"I have dedicated my life to public service. I look forward to this election," State Senate President John Morse, a Democrat from Colorado Springs, said in a statement announcing he would not appeal Thursday’s decision. "I have already been elected twice. I am excited by the prospect of being elected a third time.”
While Morse is the prime target, state Sen. Angela Giron, a Democratic freshman from Pueblo, is also facing a recall attempt, growing out of Colorado’s passage this year of sweeping gun control legislation. She, too, said she was eager for the campaign to begin.
Thursday's action came two days before the one-year anniversary of the movie theater massacre in Aurora, Colo. Groups advocating gun control and gun rights staged rallies Friday in Aurora.
Both sides agree the outcome of the recall will probably resonate nationwide, either emboldening lawmakers seeking to clamp down on guns or scaring them off by proving the mettle of gun rights advocates.
The vote was set when a district judge in Denver upheld the validity of thousands of signatures gathered to force the vote. Soon after, Democratic Gov. John Hickenlooper set the election date, in accordance with the state’s recall provision, enacted more than a century ago.
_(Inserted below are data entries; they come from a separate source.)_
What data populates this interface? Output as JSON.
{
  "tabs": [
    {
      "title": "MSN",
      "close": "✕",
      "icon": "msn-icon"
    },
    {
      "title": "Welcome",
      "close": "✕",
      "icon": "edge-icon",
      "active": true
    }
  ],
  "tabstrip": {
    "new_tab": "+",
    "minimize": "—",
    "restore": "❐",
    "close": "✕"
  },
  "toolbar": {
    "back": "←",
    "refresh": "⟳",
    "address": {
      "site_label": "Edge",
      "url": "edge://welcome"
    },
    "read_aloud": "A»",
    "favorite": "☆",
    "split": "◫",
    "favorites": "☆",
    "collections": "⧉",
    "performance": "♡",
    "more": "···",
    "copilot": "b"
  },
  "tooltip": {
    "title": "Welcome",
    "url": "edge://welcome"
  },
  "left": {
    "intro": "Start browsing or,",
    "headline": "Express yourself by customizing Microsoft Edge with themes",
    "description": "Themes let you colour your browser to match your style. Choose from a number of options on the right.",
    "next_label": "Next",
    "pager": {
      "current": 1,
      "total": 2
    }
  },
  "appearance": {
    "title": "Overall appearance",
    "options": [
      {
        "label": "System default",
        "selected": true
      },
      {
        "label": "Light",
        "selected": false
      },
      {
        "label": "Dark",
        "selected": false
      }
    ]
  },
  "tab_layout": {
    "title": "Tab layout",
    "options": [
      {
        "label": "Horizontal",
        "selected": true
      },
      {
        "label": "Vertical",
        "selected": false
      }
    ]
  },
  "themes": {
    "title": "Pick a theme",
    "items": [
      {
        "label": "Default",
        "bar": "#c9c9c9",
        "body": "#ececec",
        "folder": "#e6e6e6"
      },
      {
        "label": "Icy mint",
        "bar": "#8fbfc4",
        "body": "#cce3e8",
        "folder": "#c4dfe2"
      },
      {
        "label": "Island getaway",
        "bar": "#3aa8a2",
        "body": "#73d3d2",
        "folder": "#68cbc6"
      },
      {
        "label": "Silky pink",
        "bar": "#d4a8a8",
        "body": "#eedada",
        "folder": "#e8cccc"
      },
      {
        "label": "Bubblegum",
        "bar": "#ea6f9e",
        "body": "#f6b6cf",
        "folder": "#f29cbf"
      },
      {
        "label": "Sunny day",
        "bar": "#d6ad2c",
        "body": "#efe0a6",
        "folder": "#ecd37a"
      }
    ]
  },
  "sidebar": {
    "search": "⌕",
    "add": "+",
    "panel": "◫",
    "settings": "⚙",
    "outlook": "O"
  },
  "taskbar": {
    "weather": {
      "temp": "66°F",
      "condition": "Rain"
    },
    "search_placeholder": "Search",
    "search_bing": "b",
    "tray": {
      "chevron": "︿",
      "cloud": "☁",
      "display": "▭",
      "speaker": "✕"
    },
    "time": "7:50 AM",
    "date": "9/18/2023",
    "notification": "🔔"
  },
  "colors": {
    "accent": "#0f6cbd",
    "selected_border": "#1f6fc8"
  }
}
Originally, opponents of the new gun laws targeted four Democratic lawmakers, but their signature-gathering efforts fell short, leaving Morse and Giron to face voters.